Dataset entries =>

_ _ _

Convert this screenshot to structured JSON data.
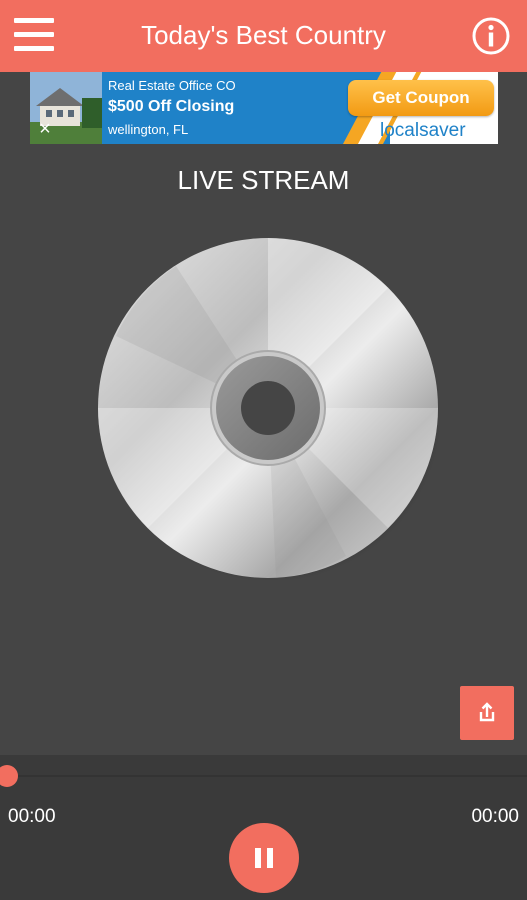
{
  "header": {
    "title": "Today's Best Country",
    "menu_icon": "hamburger-menu-icon",
    "info_icon": "info-icon",
    "accent_color": "#f26e5f"
  },
  "ad": {
    "company": "Real Estate Office CO",
    "offer": "$500 Off Closing",
    "location": "wellington, FL",
    "cta": "Get Coupon",
    "brand": "localsaver",
    "close_icon": "close-icon"
  },
  "main": {
    "stream_title": "LIVE STREAM",
    "artwork_icon": "cd-disc-icon",
    "share_icon": "share-icon"
  },
  "player": {
    "elapsed": "00:00",
    "duration": "00:00",
    "progress": 0,
    "pause_icon": "pause-icon"
  }
}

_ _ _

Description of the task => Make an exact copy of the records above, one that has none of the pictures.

Written reply =>
Convert this screenshot to structured JSON data.
{
  "header": {
    "title": "Today's Best Country",
    "menu_icon": "hamburger-menu-icon",
    "info_icon": "info-icon",
    "accent_color": "#f26e5f"
  },
  "ad": {
    "company": "Real Estate Office CO",
    "offer": "$500 Off Closing",
    "location": "wellington, FL",
    "cta": "Get Coupon",
    "brand": "localsaver",
    "close_icon": "close-icon"
  },
  "main": {
    "stream_title": "LIVE STREAM",
    "artwork_icon": "cd-disc-icon",
    "share_icon": "share-icon"
  },
  "player": {
    "elapsed": "00:00",
    "duration": "00:00",
    "progress": 0,
    "pause_icon": "pause-icon"
  }
}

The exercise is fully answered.